Then I stood up to open the window and pulled a muscle in my neck.
All that confidence was shattered as I sat stiff and crying on the couch, waiting for the waves of fear and disappointment to roll over me. They came; but the waters stilled sooner than before. I kept picturing in my mind the person that I want to be, but I didn’t let myself grieve over that image this time. I chose to believe she was in my reach.
Someone with strength, with endurance and stability, who might one day ride a horse or even a roller coaster.
I see those billboards every day, I hear in our music that alluring idea of hypersexuality, affluent lifestyle standards, drinking till you drop, and I see how all of these ideas call us to indulgence. Online I read articles that tout self-care while encouraging lavish living. Treating yourself is, in my opinion, a necessity in life and taking care of yourself of utmost importance.
Yet in my short life, I’ve experienced far more satisfaction from discipline and self control than from indulgence.
Indulgence led me down a path that said I was as strong as I pretended to be, that my behavior wouldn’t have any affect on my well-being. It was through the constant practice of disciplines, emotional and physical, that I was able to get to where I am now, and I don’t want to jeopardize that by falling for the lies that leave their seeds everywhere waiting to take root in our minds.
I don’t want an ideal body, I want a strong one.
I don’t want to be able to drink as much coffee or alcohol as I used to. I want to be able to eat food that gives me life and energy and confidence. And I don’t want to be surrounded by excess, or fueled by a desire for material gain. I want contentment, joy, and acceptance that strives for excellence.
In the lifelong ambition of creating myself, I want to be able to remember, when I fail, how to go back to intention, to that strength that I know I could have; that perhaps I have had all along.
About the Author: Emma Gazley
Emma Gazley is an artist, musician, writer, adventurer and teacher. Born to two adventurous parents, Emma was destined to be an explorer of the world, and from her earliest moments displayed signs of creativity and curiosity. She has spent time in Europe, Asia, Canada, and currently resides in the U.S. She began her journey of discovering her identity as an artist in 2012, after encountering critical health problems that caused her to lose her job and the ability to do most everyday activities. Many of her projects have, as a result of this event and others, a twinge of the painful and tragic aspects of life.

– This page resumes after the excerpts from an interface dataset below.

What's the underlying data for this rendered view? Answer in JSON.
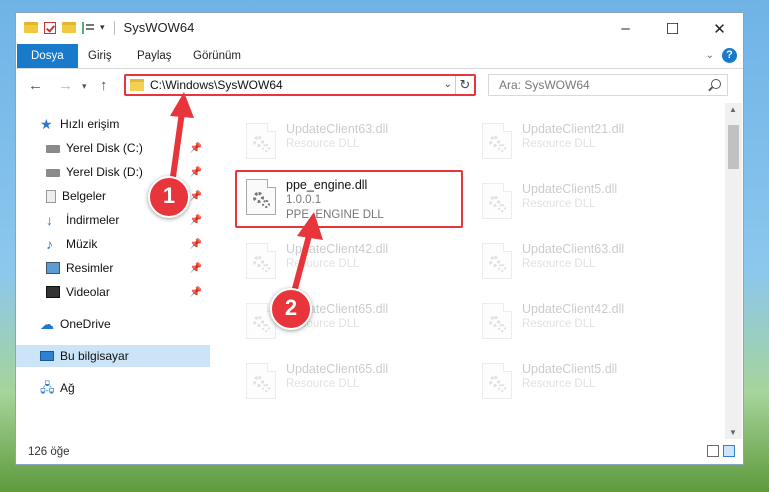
{
  "window": {
    "title": "SysWOW64"
  },
  "ribbon": {
    "tabs": [
      "Dosya",
      "Giriş",
      "Paylaş",
      "Görünüm"
    ]
  },
  "navbar": {
    "address": "C:\\Windows\\SysWOW64",
    "search_placeholder": "Ara: SysWOW64"
  },
  "sidebar": {
    "items": [
      {
        "label": "Hızlı erişim",
        "icon": "star-icon"
      },
      {
        "label": "Yerel Disk (C:)",
        "icon": "drive-icon"
      },
      {
        "label": "Yerel Disk (D:)",
        "icon": "drive-icon"
      },
      {
        "label": "Belgeler",
        "icon": "documents-icon"
      },
      {
        "label": "İndirmeler",
        "icon": "downloads-icon"
      },
      {
        "label": "Müzik",
        "icon": "music-icon"
      },
      {
        "label": "Resimler",
        "icon": "pictures-icon"
      },
      {
        "label": "Videolar",
        "icon": "videos-icon"
      },
      {
        "label": "OneDrive",
        "icon": "cloud-icon"
      },
      {
        "label": "Bu bilgisayar",
        "icon": "computer-icon"
      },
      {
        "label": "Ağ",
        "icon": "network-icon"
      }
    ]
  },
  "files": {
    "highlighted": {
      "name": "ppe_engine.dll",
      "version": "1.0.0.1",
      "description": "PPE_ENGINE DLL"
    },
    "background": [
      {
        "name": "UpdateClient63.dll",
        "desc": "Resource DLL"
      },
      {
        "name": "UpdateClient21.dll",
        "desc": "Resource DLL"
      },
      {
        "name": "UpdateClient5.dll",
        "desc": "Resource DLL"
      },
      {
        "name": "UpdateClient42.dll",
        "desc": "Resource DLL"
      },
      {
        "name": "UpdateClient63.dll",
        "desc": "Resource DLL"
      },
      {
        "name": "UpdateClient65.dll",
        "desc": "Resource DLL"
      },
      {
        "name": "UpdateClient42.dll",
        "desc": "Resource DLL"
      },
      {
        "name": "UpdateClient65.dll",
        "desc": "Resource DLL"
      },
      {
        "name": "UpdateClient5.dll",
        "desc": "Resource DLL"
      }
    ]
  },
  "status": {
    "item_count": "126 öğe"
  },
  "annotations": {
    "step1": "1",
    "step2": "2",
    "color": "#e8343b"
  }
}
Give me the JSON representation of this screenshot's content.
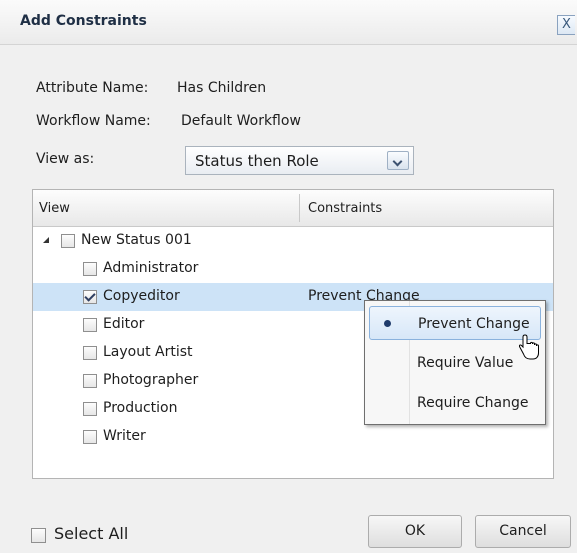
{
  "dialog": {
    "title": "Add Constraints",
    "close_label": "X"
  },
  "fields": {
    "attribute_label": "Attribute Name:",
    "attribute_value": "Has Children",
    "workflow_label": "Workflow Name:",
    "workflow_value": "Default Workflow",
    "view_as_label": "View as:",
    "view_as_value": "Status then Role"
  },
  "grid": {
    "col_view": "View",
    "col_constraints": "Constraints",
    "status": {
      "label": "New Status 001",
      "expanded": true,
      "checked": false
    },
    "roles": [
      {
        "label": "Administrator",
        "checked": false,
        "constraint": ""
      },
      {
        "label": "Copyeditor",
        "checked": true,
        "constraint": "Prevent Change",
        "selected": true
      },
      {
        "label": "Editor",
        "checked": false,
        "constraint": ""
      },
      {
        "label": "Layout Artist",
        "checked": false,
        "constraint": ""
      },
      {
        "label": "Photographer",
        "checked": false,
        "constraint": ""
      },
      {
        "label": "Production",
        "checked": false,
        "constraint": ""
      },
      {
        "label": "Writer",
        "checked": false,
        "constraint": ""
      }
    ]
  },
  "constraint_menu": {
    "items": [
      {
        "label": "Prevent Change",
        "selected": true
      },
      {
        "label": "Require Value",
        "selected": false
      },
      {
        "label": "Require Change",
        "selected": false
      }
    ]
  },
  "footer": {
    "select_all_label": "Select All",
    "ok_label": "OK",
    "cancel_label": "Cancel"
  },
  "colors": {
    "selected_row": "#cde3f7",
    "menu_highlight": "#d7e7f8",
    "title_text": "#1f2f45"
  }
}
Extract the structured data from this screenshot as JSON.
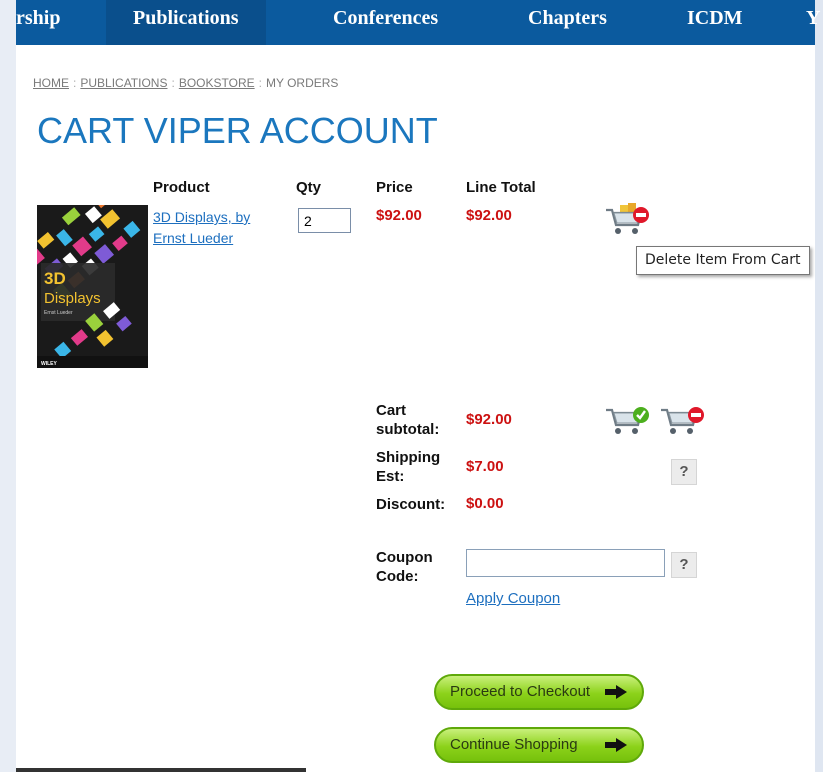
{
  "nav": {
    "items": [
      "rship",
      "Publications",
      "Conferences",
      "Chapters",
      "ICDM",
      "Y"
    ],
    "active_index": 1
  },
  "breadcrumb": {
    "home": "HOME",
    "publications": "PUBLICATIONS",
    "bookstore": "BOOKSTORE",
    "current": "MY ORDERS",
    "separator": ":"
  },
  "page_title": "CART VIPER ACCOUNT",
  "table": {
    "headers": {
      "product": "Product",
      "qty": "Qty",
      "price": "Price",
      "line_total": "Line Total"
    }
  },
  "item": {
    "name": "3D Displays, by Ernst Lueder",
    "qty": "2",
    "price": "$92.00",
    "line_total": "$92.00",
    "cover": {
      "title_3d": "3D",
      "title_word": "Displays",
      "author": "Ernst Lueder",
      "publisher": "WILEY"
    }
  },
  "tooltip": "Delete Item From Cart",
  "totals": {
    "subtotal_label": "Cart subtotal:",
    "subtotal": "$92.00",
    "shipping_label": "Shipping Est:",
    "shipping": "$7.00",
    "discount_label": "Discount:",
    "discount": "$0.00"
  },
  "coupon": {
    "label": "Coupon Code:",
    "value": "",
    "placeholder": "",
    "apply_label": "Apply Coupon"
  },
  "help_glyph": "?",
  "buttons": {
    "checkout": "Proceed to Checkout",
    "continue": "Continue Shopping"
  },
  "colors": {
    "nav_bg": "#0b5a9e",
    "title": "#1b77be",
    "price_red": "#cc1111",
    "link": "#1d6fbf",
    "button_green": "#8cd21a"
  }
}
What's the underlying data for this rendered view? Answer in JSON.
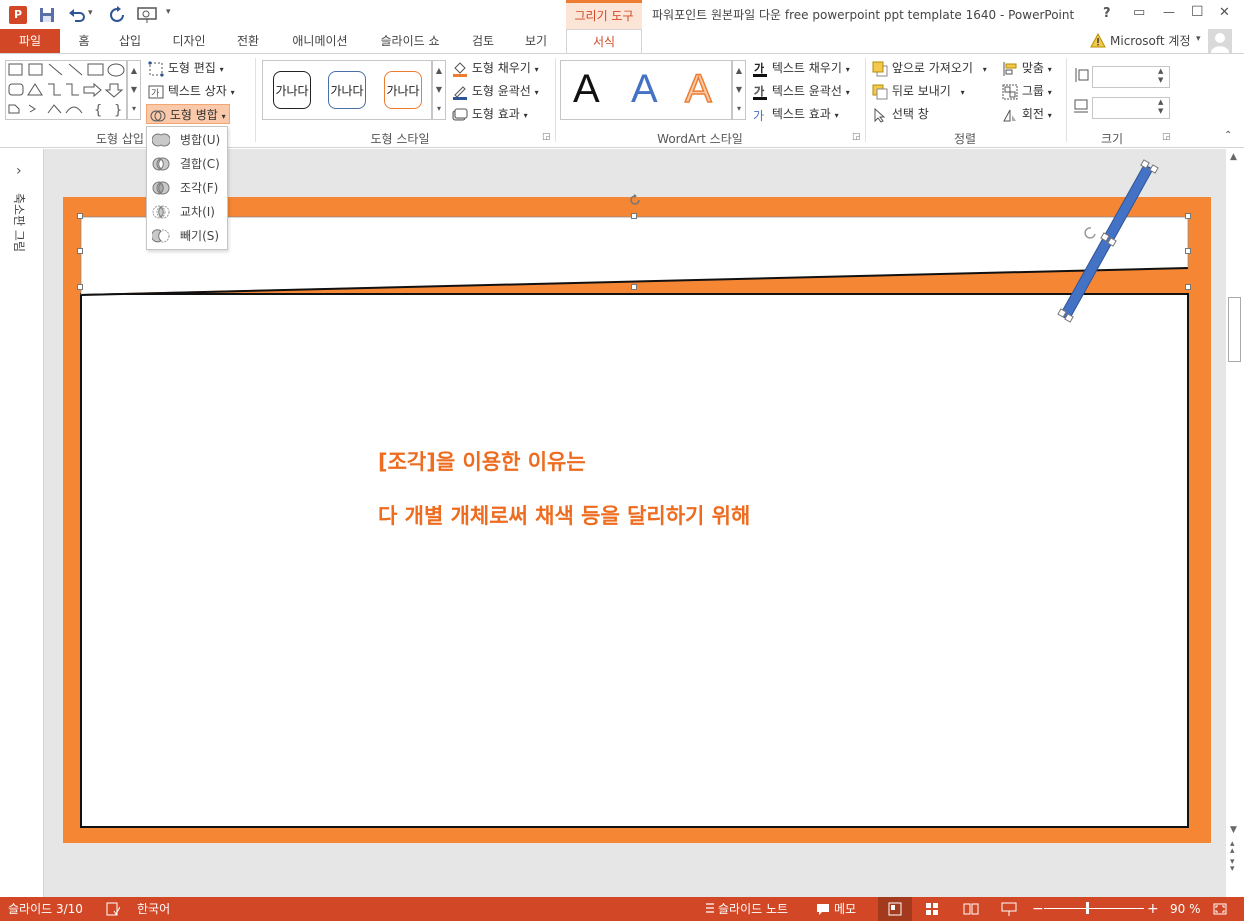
{
  "window": {
    "title": "파워포인트 원본파일 다운 free powerpoint ppt template 1640 - PowerPoint",
    "context_tab_group": "그리기 도구",
    "controls": {
      "help": "?",
      "restore_ribbon": "▭",
      "minimize": "—",
      "maximize": "☐",
      "close": "✕"
    }
  },
  "tabs": [
    {
      "label": "파일"
    },
    {
      "label": "홈"
    },
    {
      "label": "삽입"
    },
    {
      "label": "디자인"
    },
    {
      "label": "전환"
    },
    {
      "label": "애니메이션"
    },
    {
      "label": "슬라이드 쇼"
    },
    {
      "label": "검토"
    },
    {
      "label": "보기"
    },
    {
      "label": "서식"
    }
  ],
  "account": {
    "label": "Microsoft 계정",
    "warning_icon": "warning-icon"
  },
  "ribbon": {
    "insert_shapes": {
      "label": "도형 삽입",
      "edit_shape": "도형 편집",
      "text_box": "텍스트 상자",
      "merge_shapes": "도형 병합"
    },
    "shape_styles": {
      "label": "도형 스타일",
      "samples": [
        "가나다",
        "가나다",
        "가나다"
      ],
      "fill": "도형 채우기",
      "outline": "도형 윤곽선",
      "effects": "도형 효과"
    },
    "wordart": {
      "label": "WordArt 스타일",
      "samples": [
        "A",
        "A",
        "A"
      ],
      "text_fill": "텍스트 채우기",
      "text_outline": "텍스트 윤곽선",
      "text_effects": "텍스트 효과"
    },
    "arrange": {
      "label": "정렬",
      "bring_forward": "앞으로 가져오기",
      "send_backward": "뒤로 보내기",
      "selection_pane": "선택 창",
      "align": "맞춤",
      "group": "그룹",
      "rotate": "회전"
    },
    "size": {
      "label": "크기",
      "height": "",
      "width": ""
    }
  },
  "merge_menu": [
    {
      "label": "병합(U)"
    },
    {
      "label": "결합(C)"
    },
    {
      "label": "조각(F)"
    },
    {
      "label": "교차(I)"
    },
    {
      "label": "빼기(S)"
    }
  ],
  "thumbnail_pane": {
    "label": "축소판 그림",
    "expand": "›"
  },
  "slide": {
    "line1": "[조각]을 이용한 이유는",
    "line2": "다 개별 개체로써 채색 등을 달리하기 위해",
    "frame_color": "#f58634",
    "text_color": "#ed6c1f",
    "bar_color": "#4472c4"
  },
  "status": {
    "slide_info": "슬라이드 3/10",
    "language": "한국어",
    "notes": "슬라이드 노트",
    "comments": "메모",
    "zoom": "90 %"
  },
  "colors": {
    "accent": "#d24726",
    "context": "#ed7d31"
  }
}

Emma is interested in learning about grief and how to cope with it, as well as passionate about finding joy in the day to day.